Hamas lawmakers based in Gaza will not attend the official ceremony due to travel restrictions imposed by Israel. They will take part in the swearing in via videoconferencing, Israel Radio reported. Palestinian sources told Israel Radio that access to Ramallah has been cut off and that security inspections at checkpoints and passageways have been intensified. Israel Radio quoted sources as reporting that most Hamas parliament members from the West Bank arrived in Ramallah three days ago. The PLC holds 132 seats, 74 of which will be occupied by Hamas. Palestinian Authority Chairman Mahmoud Abbas’ Fatah fwon a total of 45 seats in last month’s parliamentary elections. Mahmoud Zahar, a fiery Hamas leader newly elected to serve in parliament, called Saturday a „historic day,” and pledged that Hamas would serve the Palestinian people. „We have to be the new servants for the Palestinian issue, the Palestinian detainees, the Palestinian land, the Holy Land and also for the people,” Zahar told reporters when he arrived at the Gaza government building where the parliament session was to be held via videoconference. In his speech to parliament, Abbas is to lay out the cabinet’s basic policies as well as ask Hamas to recognize agreements with Israel and abandon violence. He is not expected to ask Hamas to recognize Israel. Following the swearing-in of the new parliament, Abbas is expected to summon representatives of the various parliamentary factions to his office for consultations and to appoint Ismail Haniyeh prime minister. However, since Haniyeh is in Gaza and cannot reach Ramallah, the official appointment will probably be delayed until next week. On Thursday, Hamas nominated Haniyeh, a senior leader of the organization’s Gaza Strip branch, to form the next Palestinian cabinet. Haniyeh is expected to be officially asked to form the government by Abbas following the first session of the new parliament Saturday, via videoconferencing, in Ramallah and Gaza. In his speech to parliament, Abbas is to lay out the cabinet’s basic policies as well as ask Hamas to recognize agreements with Israel and abandon violence. He is not expected to ask Hamas to recognize Israel. Following the swearing-in of the new parliament, Abbas is expected to summon representatives of the various parliamentary factions to his office for consultations and to appoint Haniyeh prime minister. However, since Haniyeh is in Gaza and cannot reach Ramallah, the official appointment will probably be delayed until next week. .

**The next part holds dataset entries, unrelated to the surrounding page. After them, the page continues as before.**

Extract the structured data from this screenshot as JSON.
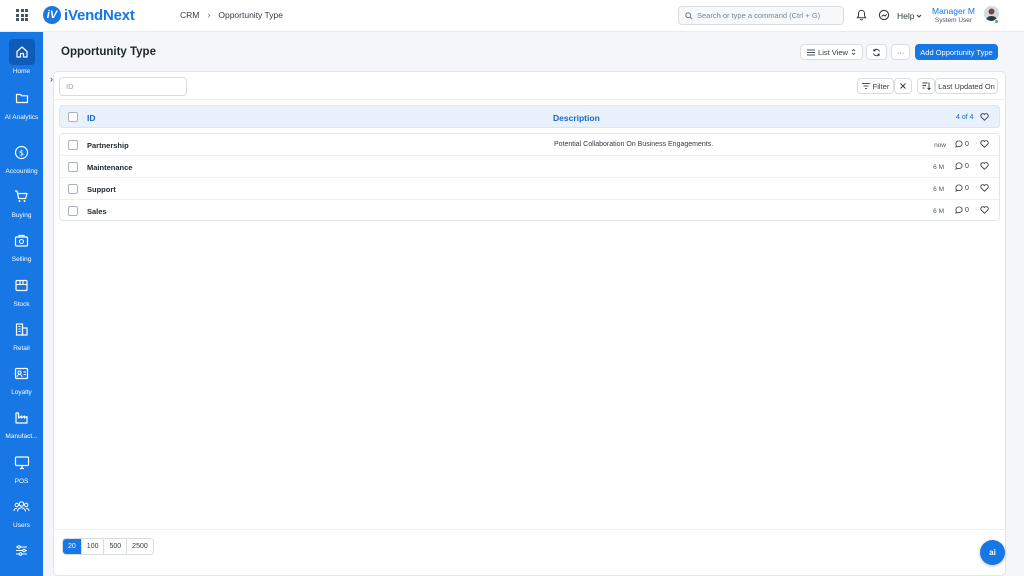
{
  "topbar": {
    "logo_mark": "iV",
    "logo_text": "iVendNext",
    "breadcrumb": [
      "CRM",
      "Opportunity Type"
    ],
    "search_placeholder": "Search or type a command (Ctrl + G)",
    "help_label": "Help",
    "user_name": "Manager M",
    "user_role": "System User"
  },
  "sidebar": {
    "items": [
      {
        "label": "Home",
        "icon": "home-icon"
      },
      {
        "label": "AI Analytics",
        "icon": "folder-icon"
      },
      {
        "label": "Accounting",
        "icon": "dollar-icon"
      },
      {
        "label": "Buying",
        "icon": "cart-icon"
      },
      {
        "label": "Selling",
        "icon": "selling-icon"
      },
      {
        "label": "Stock",
        "icon": "box-icon"
      },
      {
        "label": "Retail",
        "icon": "retail-icon"
      },
      {
        "label": "Loyalty",
        "icon": "loyalty-icon"
      },
      {
        "label": "Manufact...",
        "icon": "factory-icon"
      },
      {
        "label": "POS",
        "icon": "monitor-icon"
      },
      {
        "label": "Users",
        "icon": "users-icon"
      },
      {
        "label": "",
        "icon": "sliders-icon"
      }
    ]
  },
  "page": {
    "title": "Opportunity Type",
    "list_view_label": "List View",
    "more_label": "···",
    "add_button": "Add Opportunity Type",
    "id_filter_placeholder": "ID",
    "filter_label": "Filter",
    "sort_label": "Last Updated On"
  },
  "list": {
    "columns": {
      "id": "ID",
      "description": "Description"
    },
    "count": "4 of 4",
    "rows": [
      {
        "id": "Partnership",
        "description": "Potential Collaboration On Business Engagements.",
        "updated": "now",
        "comments": "0"
      },
      {
        "id": "Maintenance",
        "description": "",
        "updated": "6 M",
        "comments": "0"
      },
      {
        "id": "Support",
        "description": "",
        "updated": "6 M",
        "comments": "0"
      },
      {
        "id": "Sales",
        "description": "",
        "updated": "6 M",
        "comments": "0"
      }
    ]
  },
  "pager": {
    "sizes": [
      "20",
      "100",
      "500",
      "2500"
    ],
    "selected": "20"
  },
  "ai_button": "ai",
  "colors": {
    "accent": "#1677e5",
    "sidebar": "#1677e5",
    "header_row": "#e8f1fc"
  }
}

An aide to Abbas told Israel Radio on Saturday that the chairman will present a letter to the incoming prime minister detailing the government’s policies, namely adherence to the road map, a recognition of Israel’s right to exist, and embarking on a non-violent struggle against the Israeli occupation. Haniyeh will have three weeks in which to form the government, and may receive an extension of two weeks, according to Palestinian law. Haniyeh’s associates said he hoped to accomplish the task within two weeks. Sources close to Hamas said the movement will seek to involve other groups, including Fatah, in the government, and will appoint two women and a Christian as ministers. With Haniyeh’s appointment, the PA cabinet’s activities are expected to move from Ramallah to the Gaza Strip, while the parliament will operate primarily from Ramallah under the leadership of Hamas’ Abdel-Aziz Dweik. With these two appointments, Hamas appears to have decided to appoint its own members to leadership positions following its January election victory. Meanwhile, Jibril Rajoub, Abbas’ security adviser, said Thursday in an interview with Israel Radio that some of the PA security forces will be transfered to Hamas, since by PA law they are controlled by the cabinet and interior minister. However, appointments and promotions are vetted by Abbas’ bureau. When the law was passed, the assumption was that Fatah would control both the chairman’s office and the cabinet, but this is no longer the case. Fatah and Hamas have been holding talks in which the latter said it would not enter into a conflict with Abbas over control of the most powerful security force, preventive security, but would demand control over the police to allow it to influence public order. Armed Palestinians in Gaza demand overdue salaries About 200 armed Palestinian policemen, some firing in the air, marched on Saturday toward Gaza’s government complex, demanding their overdue salaries just hours before a new Hamas-led parliament was to be sworn in. The policemen, who were hired just two months ago, said they have yet to be paid for their services. They headed toward the building where Gaza’s parliament meeting was to be held. The Gaza lawmakers – barred by Israel from reaching the West Bank city of Ramallah – will participate in the parliament session by videoconference